"We're going to extend it, we're going to try to make it work better than it has been working while it's been in place, because the fundamental objective is to get these people back into the workplace," Rajoy told reporters after he met with King Juan Carlos on his summer break.
He is expected to add more stringent conditions to the aid, which is currently contingent on people actively seeking work.
The cost of extending the plan was already included in the budget for the current fiscal year.
Unemployment in Spain is the highest in at least 30 years, with almost one in four of the population out of work.

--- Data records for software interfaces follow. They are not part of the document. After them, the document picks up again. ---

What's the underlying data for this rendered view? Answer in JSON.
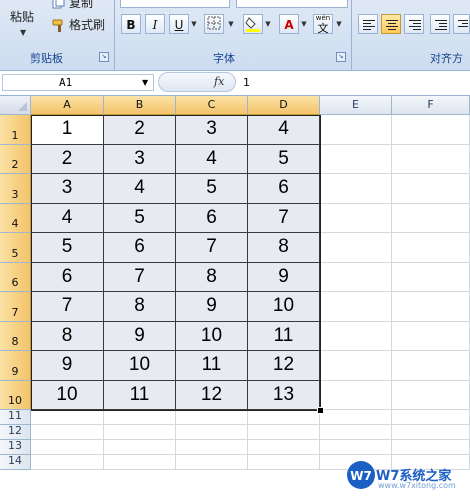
{
  "ribbon": {
    "clipboard": {
      "paste_label": "粘贴",
      "copy_label": "复制",
      "format_painter_label": "格式刷",
      "group_label": "剪贴板"
    },
    "font": {
      "bold": "B",
      "italic": "I",
      "underline": "U",
      "font_color_glyph": "A",
      "wen_glyph": "文",
      "wen_sup": "wén",
      "group_label": "字体"
    },
    "alignment": {
      "group_label": "对齐方"
    }
  },
  "formula_bar": {
    "name_box": "A1",
    "fx_label": "fx",
    "formula": "1"
  },
  "sheet": {
    "columns": [
      "A",
      "B",
      "C",
      "D",
      "E",
      "F"
    ],
    "rows": [
      "1",
      "2",
      "3",
      "4",
      "5",
      "6",
      "7",
      "8",
      "9",
      "10",
      "11",
      "12",
      "13",
      "14"
    ],
    "data": [
      [
        "1",
        "2",
        "3",
        "4"
      ],
      [
        "2",
        "3",
        "4",
        "5"
      ],
      [
        "3",
        "4",
        "5",
        "6"
      ],
      [
        "4",
        "5",
        "6",
        "7"
      ],
      [
        "5",
        "6",
        "7",
        "8"
      ],
      [
        "6",
        "7",
        "8",
        "9"
      ],
      [
        "7",
        "8",
        "9",
        "10"
      ],
      [
        "8",
        "9",
        "10",
        "11"
      ],
      [
        "9",
        "10",
        "11",
        "12"
      ],
      [
        "10",
        "11",
        "12",
        "13"
      ]
    ],
    "selection": "A1:D10",
    "active_cell": "A1"
  },
  "watermark": {
    "text": "W7系统之家",
    "url": "www.w7xitong.com"
  },
  "colors": {
    "selection_fill": "#e8eaf2",
    "header_selected": "#f3c369",
    "ribbon_bg": "#dfe9f5",
    "watermark_blue": "#1b5fc4"
  }
}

Nearly a quarter of a million people currently claim the 400-euro-a-month payment and almost three quarters of a million could be eligible for it by the end of this year as their normal unemployment benefits run out.
El Mundo newspaper recently reported the government had allocated 525 million euros in the 2012 budget to cover the cost of the program.
The collapse of a property boom five years ago has plunged the euro zone's fourth-largest economy into recession and the unfolding debt crisis has pushed its borrowing costs to the highest since the launch of the euro in 1999.
Rajoy, whose People's Party came to power in November 2011, has already sought a 100-billion-euro bailout for the Spanish banking system, details of which are due to agreed in September. In mid-July, he also unveiled a new round of cuts intended to trim 65 billion euros from the public deficit by 2014 and help Spain avoid seeking the kind of full-scale bailout that Greece, Ireland and Portugal have taken in the last two years.
Spain must cut its public deficit of 8.9 percent of gross domestic product last year to 6.3 percent in 2012, 4.5 percent in 2013 and 2.8 percent in 2014.
Rajoy reiterated that he would wait for the European Central Bank to detail its plans before taking a decision on seeking further help from the European Union to ease his country's high funding costs.
Rajoy was asked by a reporter whether he and the king had discussed the possibility of a second bailout, after the European aid for Spain's banks.
"Until we know what decision the ECB has taken on this matter, we aren't going to take one either," he said.
The yield on the benchmark 10-year Spanish government bond has traded above 7 percent in recent weeks, a level Rajoy himself has said is unsustainable. $1 = 0.8096 euros)
(Reporting By Fiona Ortiz, writing by Sarah Morris and Clare Kane; Editing by Catherine Evans)